Ongoing issues with the City of Cumberland and Wise County continue to prevent the location of a water source for Letcher County citizens living in the Cumberland River area. Water District Superintendent Tim Reed told the Letcher County Water and Sewer District Board of Directors at its August meeting that the district’s request to speak to the Wise County Water District had not been placed on the Wise District’s meeting agenda and that the City of Cumberland is no closer to a solution either.
Reed said he had spoken to representatives of the Kentucky River Area Development District who said they would speak to their counterparts in the Cumberland River District to see if they would help with the impasse.
The board also heard a request from Ann Adams and Mark Bailey, who live in Polly Branch near the Mayking Loop. Adams told the board that Whitesburg city water lines run up the hollow but not further up the hill where there are eight houses without water service. She said the homes depend on a common well, which is not sufficient to meet their needs. She and Bailey asked if the board would help them get lines extended up to the last house, which would be several hundred yards beyond the point the city lines end.
Adams said the problem the city faced when lines were put in was that a pump station would have to be built at a high cost to get water up the hill. However, she said Bailey has since purchased a large tract of land and lines could be run through it that would eliminate most of the steep grade. Board Chair Phillip “Pee Wee” Back told Adams the lines belong to the City of Whitesburg and it is the one which should extend them, but asked Reed to speak with Todd Adams of Veolia Water, which handles water and sewer for Whitesburg, and see if a solution could be worked out and the board agreed to support the request.
Jamie Noe of Bell Engineering reported that the Kentucky Department of Highways’ legal department has obtained rightof way entry to a contested piece of property on Copperhead Road so a permanent water line can be installed along with a state bridge. Bell is working with the bridge contractor and Abandoned Mine Lands to get the line installed.
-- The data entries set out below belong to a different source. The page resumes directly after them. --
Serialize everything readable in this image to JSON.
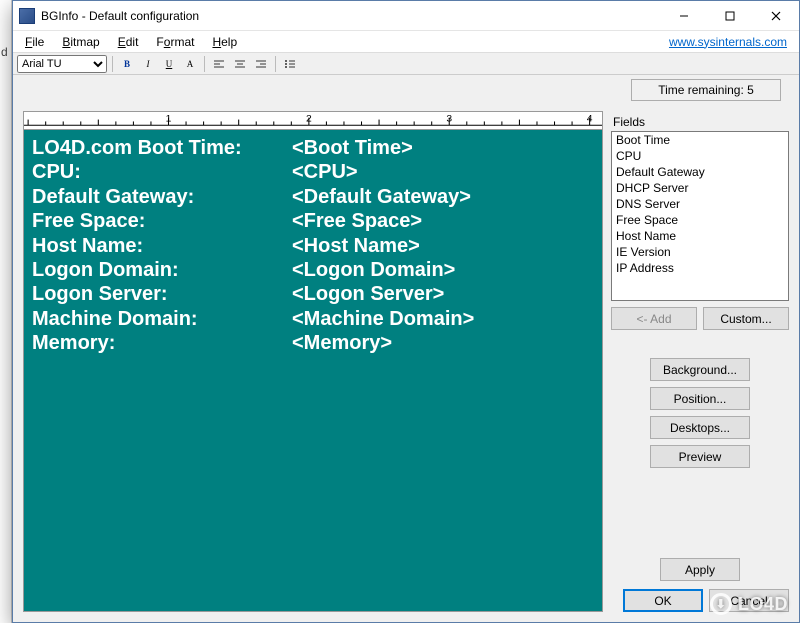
{
  "window": {
    "title": "BGInfo - Default configuration"
  },
  "menu": {
    "file": "File",
    "bitmap": "Bitmap",
    "edit": "Edit",
    "format": "Format",
    "help": "Help",
    "link": "www.sysinternals.com"
  },
  "toolbar": {
    "font": "Arial TU"
  },
  "timer": {
    "label": "Time remaining: 5"
  },
  "editor": {
    "rows": [
      {
        "label": "LO4D.com Boot Time:",
        "value": "<Boot Time>"
      },
      {
        "label": "CPU:",
        "value": "<CPU>"
      },
      {
        "label": "Default Gateway:",
        "value": "<Default Gateway>"
      },
      {
        "label": "Free Space:",
        "value": "<Free Space>"
      },
      {
        "label": "Host Name:",
        "value": "<Host Name>"
      },
      {
        "label": "Logon Domain:",
        "value": "<Logon Domain>"
      },
      {
        "label": "Logon Server:",
        "value": "<Logon Server>"
      },
      {
        "label": "Machine Domain:",
        "value": "<Machine Domain>"
      },
      {
        "label": "Memory:",
        "value": "<Memory>"
      }
    ]
  },
  "fields": {
    "label": "Fields",
    "items": [
      "Boot Time",
      "CPU",
      "Default Gateway",
      "DHCP Server",
      "DNS Server",
      "Free Space",
      "Host Name",
      "IE Version",
      "IP Address"
    ]
  },
  "buttons": {
    "add": "<- Add",
    "custom": "Custom...",
    "background": "Background...",
    "position": "Position...",
    "desktops": "Desktops...",
    "preview": "Preview",
    "apply": "Apply",
    "ok": "OK",
    "cancel": "Cancel"
  },
  "watermark": "LO4D"
}
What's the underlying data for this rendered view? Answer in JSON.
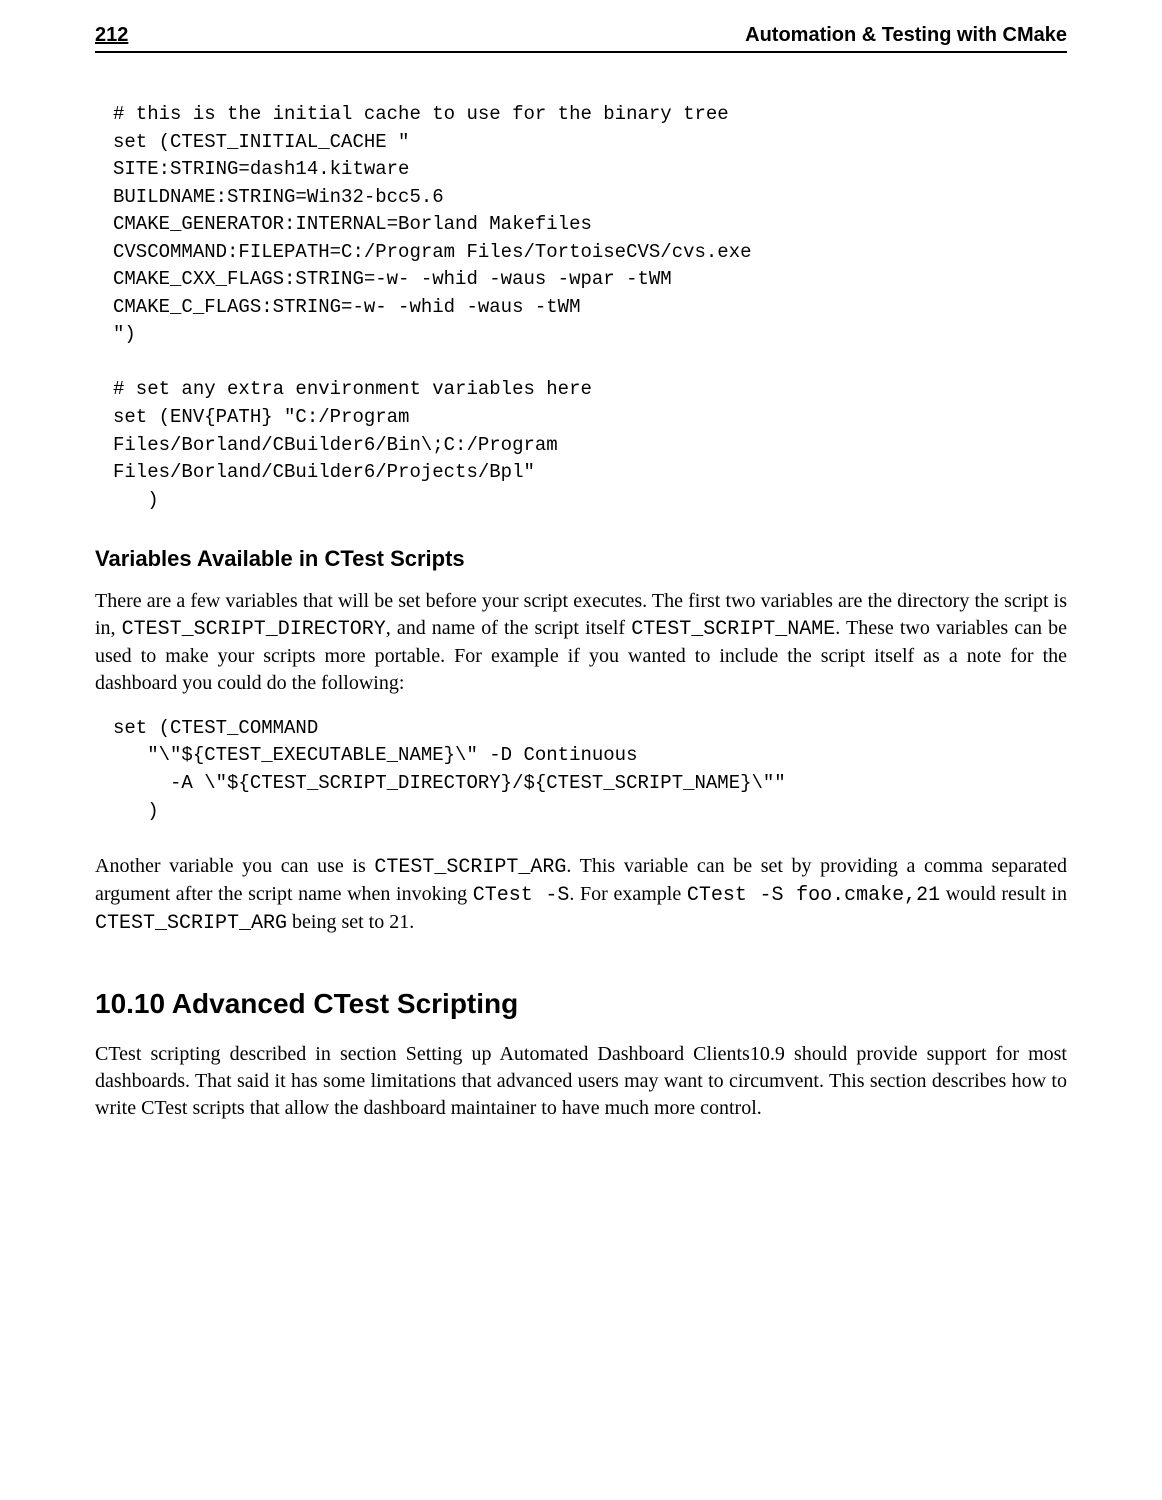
{
  "header": {
    "page_number": "212",
    "title": "Automation & Testing with CMake"
  },
  "code1": "# this is the initial cache to use for the binary tree\nset (CTEST_INITIAL_CACHE \"\nSITE:STRING=dash14.kitware\nBUILDNAME:STRING=Win32-bcc5.6\nCMAKE_GENERATOR:INTERNAL=Borland Makefiles\nCVSCOMMAND:FILEPATH=C:/Program Files/TortoiseCVS/cvs.exe\nCMAKE_CXX_FLAGS:STRING=-w- -whid -waus -wpar -tWM\nCMAKE_C_FLAGS:STRING=-w- -whid -waus -tWM\n\")\n\n# set any extra environment variables here\nset (ENV{PATH} \"C:/Program\nFiles/Borland/CBuilder6/Bin\\;C:/Program\nFiles/Borland/CBuilder6/Projects/Bpl\"\n   )",
  "subsection_title": "Variables Available in CTest Scripts",
  "para1": {
    "t1": "There are a few variables that will be set before your script executes. The first two variables are the directory the script is in, ",
    "c1": "CTEST_SCRIPT_DIRECTORY",
    "t2": ", and name of the script itself ",
    "c2": "CTEST_SCRIPT_NAME",
    "t3": ". These two variables can be used to make your scripts more portable. For example if you wanted to include the script itself as a note for the dashboard you could do the following:"
  },
  "code2": "set (CTEST_COMMAND\n   \"\\\"${CTEST_EXECUTABLE_NAME}\\\" -D Continuous\n     -A \\\"${CTEST_SCRIPT_DIRECTORY}/${CTEST_SCRIPT_NAME}\\\"\"\n   )",
  "para2": {
    "t1": "Another variable you can use is ",
    "c1": "CTEST_SCRIPT_ARG",
    "t2": ". This variable can be set by providing a comma separated argument after the script name when invoking ",
    "c2": "CTest -S",
    "t3": ". For example ",
    "c3": "CTest -S foo.cmake,21",
    "t4": " would result in ",
    "c4": "CTEST_SCRIPT_ARG",
    "t5": " being set to 21."
  },
  "section_title": "10.10 Advanced CTest Scripting",
  "para3": "CTest scripting described in section Setting up Automated Dashboard Clients10.9 should provide support for most dashboards. That said it has some limitations that advanced users may want to circumvent. This section describes how to write CTest scripts that allow the dashboard maintainer to have much more control."
}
Noe told the board a 60-day extension has been granted to the contractor on the Knott County Interconnect Project and construction continues. The Garner Mountain and Loggy Hollow Water Improvement Projects have been approved for construction by the Kentucky Department of Water. She said everything is in place at Garner Mountain and construction can begin at the district’s directive. Akins Construction, the contractor for Loggy Hollow, has agreed to perform construction at the same price it charged for installing lines at Little Dry Fork.
The Premium/Highway 160 Water Project has been awarded to Stotts Construction of London and Noe said she is hopeful that a submittal to the Kentucky Public Service Commission will be approved soon. Ronnie Mullins and Sons Inc. submitted the low bid for Phase I of the Thornton Water Improvement Project at $214,832.25 and the intent is to begin construction within 30 days.
Cumberland Pipeline was awarded the bid for the Red Star, Ulvah, Hallie Project at $1,198,512.50 and it also intends to begin construction within 30 days. AML has advised Bell Engineering that funding for the Pine Creek, Pert Creek, Cram Creek and Bull Creek and Carcassonne Projects will be available in 2011. Board Chair Back asked if the projects shouldn’t be separated due to the distance between them, but Noe said the AML study for both projects had been done at the same time and that AML lists them together. She said that would not affect funding, which will be separate for the two projects. AML will also fund the Deane/Beaver Gap Project in 2011.
In the Superintendent’s Report, Tim Reed told the board that water losses for May, June, and April had come in and while May wasn’t bad, the district had lost $4,600 due to leaks in April and $6,700 in June. He said that flow meters to help identify leaks would cost about $6,000.
Board members discussed ways to get the routes district workers follow to read meters into more manageable order. The routes were originally set up as lines were laid, but now that a number of lines are in service, they don’t follow the most efficient pattern. Board member Bernard Watts said the district’s map is equally disorganized and needs to be redone to simplify the routes. The board voted to ask the map software vendor to send in someone to work with district personnel to rectify the problem.
The board voted unanimously to direct Secretary Tiff any Collins to obtain a credit card for district travel expenses. The card will be used for travel, reservations, etc. Collins said that at present, district personnel who travel on business have to use their own cards for reservations and pay their own expenses, which mean the board has to write a check to private individuals to reimburse them for expenses.